The most problematic UK employment legislation originates from the EU and its courts.

Take holidays for example. Prior to 1998 these were mostly sorted out by employers and employees. There was no legal entitlement to holidays but employers recognised they needed to provide some. Many of us received 25 days. Now holiday entitlements are so complex that often no-one is quite certain how much holiday pay an employee should receive!

By way of illustration:

  • rolled-up holiday pay is technically unlawful (but very practical)
  • commission earnings should be included in the calculation of a holiday pay-rate (but no-one is sure which types of commission to include or exactly how to calculate the amount)
  • holiday entitlements can be accrued while an employee is on long term sick (and carried over for 18 months, or for some yet to be determined time)
  • employees who are sick while on holiday can take up to four weeks at another time

These complications arise in part from the original European Directive which had to be enshrined in UK Regulations. This type of legislation (Regulations) is never subjected to the rigour of debate in Parliament. Other complications arise from the decisions of European Judges – leaving the UK Government and employers the task of mitigating the consequences.

Acquired rights, on transfer of undertakings between businesses, originate from another European Directive and have also been converted into Regulations (TUPE). There are so many fine, often seemingly conflicting aspects, to these Regulations that the very acronym can strike fear into the uninitiated . These Regulations too have complications arising from European cases. The Daddy’s Dancehall case essentially prohibits a worker from accepting “a deal” if it arises from a business transfer.
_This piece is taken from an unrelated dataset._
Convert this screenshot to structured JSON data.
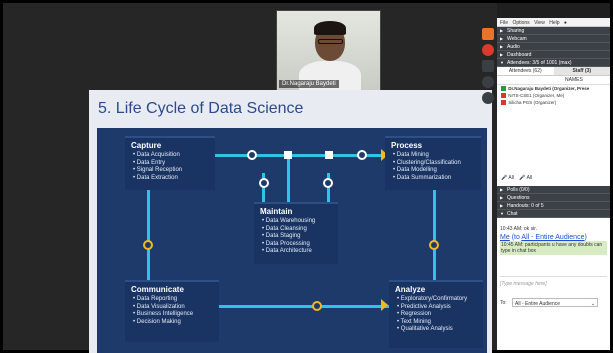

The Frau Schmidt case means the Regulations apply even if only one person is involved. These points may be oversimplified but they show how decisions taken in countries other than the UK affect UK employers.

The definition of “working time” has been surrendered to the European Courts for them to determine whether an employee on call, allowed to sleep but required to be on the premises, was “working”.

To end on a more positive note, Health and Safety legislation has been strengthened by Europe. Although we had our own Health and Safety at Work Act. the six-pack of Regulations originating from European requirements in 1992 made some major, positive, changes. Whether Health and Safety would be where it is today without accountability to Europe must be open to debate. But undoubtedly many thousands of people would have been maimed or killed in the last two decades without a more stringent approach to safety than prevailed in earlier decades.

Perhaps it should not determine how we vote but the employment relationship would be simpler without the EU.